Who Offers Zero Down Solar?
Who offers zero down solar depends on what kind of financing you want. If you’re interested in a loan, pretty much any solar installer – big or small, national or local – can handle it, since you can simply go to a bank or credit union and take out the loan yourself, then have them install the system.
If you want a lease or PPA, it’s a different story. TPO requires companies to have huge amounts of initial capital to pay for all those solar installations up front, so small local installers really can’t afford to get into this game. You’ll have to look to the big national installers like Sunrun and SolarCity (who literally started the solar lease business). They’ve got the kind of financial backing and investment that a company requires to offer thousands of solar leases.
You’ll Save More With a Cash Purchase
While zero down loans and leases are certainly appealing, we wouldn’t be a reputable solar site without saying that paying cash upfront is always the best financial decision. Oftentimes, your total financial savings will be doubled, or even tripled, with a cash purchase.
Of course, you also have to foot that entire installation cost upfront – which, if you’re reading this article on zero down solar, probably isn’t something you’re interested in – but it’s certainly important to note that you can and will save more money with a cash purchase.
Is Zero Down Solar Worth It?
So the main question: is zero down solar financing worth it? And if it is, which one is better: leasing or loans? To help us decide, let’s take a look at the pros of zero down solar.
- First the big one: no money down. With an average installation cost coming in around at least $15k (5kW system at $3/watt), need we say more? That’s enough of a pro, right?
- With third-party ownership (leases and PPAs), you don’t own the system so all maintenance and repair work will be taken care of by your solar installer. This means you get to sit back and enjoy life. However, it also raises an important drawback as well…
- If you finance with a lease or PPA, you aren’t eligible for the federal tax credit. This means you’re paying full price for your installation when you could get it for a 30% discount. Boo. (As mentioned, this is not the case with loans.)
- Those dang interest rates and lease fees that lower your total savings so much. You’ll always save more with a cash purchase.
Knowing all that, if cash wasn’t an option and we had to choose between solar loans and solar leases/PPAs, we’d pretty much choose the loan every time. You pay zero down, your savings will typically be higher than with TPO, AND you add value to your home.
So are solar loans worth it? You bet!
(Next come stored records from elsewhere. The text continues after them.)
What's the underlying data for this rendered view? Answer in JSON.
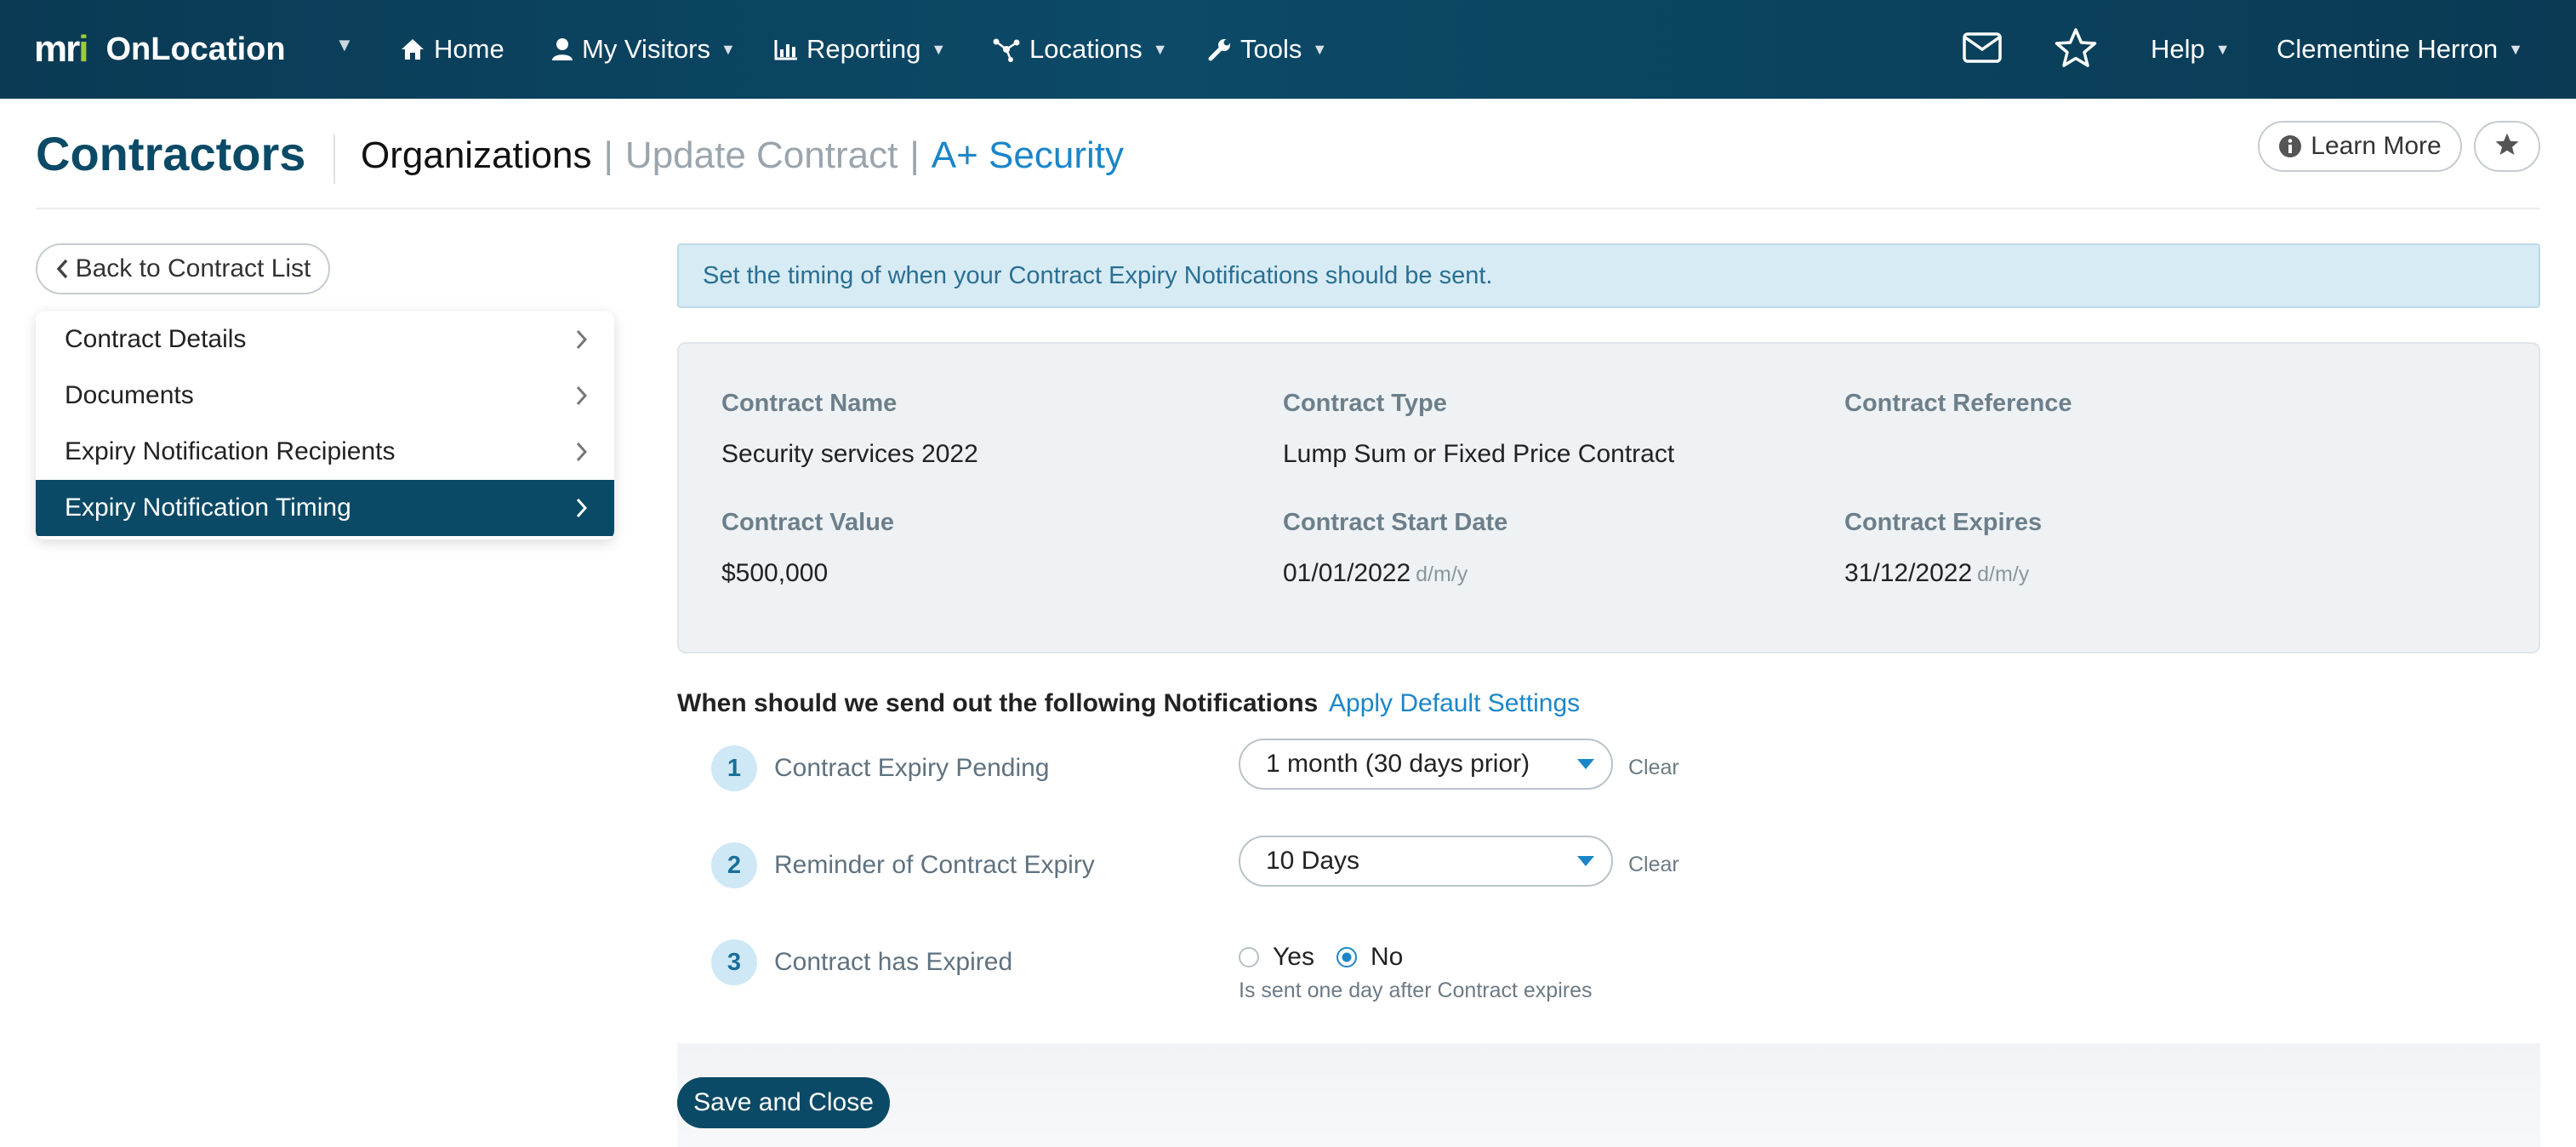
{
  "brand": {
    "logo": "mri",
    "name": "OnLocation"
  },
  "nav": {
    "home": "Home",
    "visitors": "My Visitors",
    "reporting": "Reporting",
    "locations": "Locations",
    "tools": "Tools",
    "help": "Help",
    "user": "Clementine Herron"
  },
  "header": {
    "title": "Contractors",
    "breadcrumb": [
      "Organizations",
      "Update Contract",
      "A+ Security"
    ],
    "separator": "|",
    "learn_more": "Learn More"
  },
  "sidebar": {
    "back": "Back to Contract List",
    "items": [
      {
        "label": "Contract Details"
      },
      {
        "label": "Documents"
      },
      {
        "label": "Expiry Notification Recipients"
      },
      {
        "label": "Expiry Notification Timing"
      }
    ],
    "active_index": 3
  },
  "main": {
    "alert": "Set the timing of when your Contract Expiry Notifications should be sent.",
    "summary": {
      "name_label": "Contract Name",
      "name": "Security services 2022",
      "type_label": "Contract Type",
      "type": "Lump Sum or Fixed Price Contract",
      "ref_label": "Contract Reference",
      "ref": "",
      "value_label": "Contract Value",
      "value": "$500,000",
      "start_label": "Contract Start Date",
      "start": "01/01/2022",
      "expires_label": "Contract Expires",
      "expires": "31/12/2022",
      "date_format": "d/m/y"
    },
    "question": "When should we send out the following Notifications",
    "apply_defaults": "Apply Default Settings",
    "notifications": [
      {
        "num": "1",
        "label": "Contract Expiry Pending",
        "value": "1 month (30 days prior)",
        "clear": "Clear"
      },
      {
        "num": "2",
        "label": "Reminder of Contract Expiry",
        "value": "10 Days",
        "clear": "Clear"
      },
      {
        "num": "3",
        "label": "Contract has Expired",
        "yes": "Yes",
        "no": "No",
        "selected": "No",
        "hint": "Is sent one day after Contract expires"
      }
    ],
    "save": "Save and Close"
  },
  "colors": {
    "nav_bg": "#0a3a54",
    "accent": "#1a86c8",
    "primary": "#0b4a66",
    "alert_bg": "#d7ebf4"
  }
}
Be sure to talk to several installers and loan companies to get the best deal, read all the contracts carefully, and generally know what you’re getting into. Solar is a long-term investment and you want to be sure you’re on the path to financial savings before you put your walking boots on.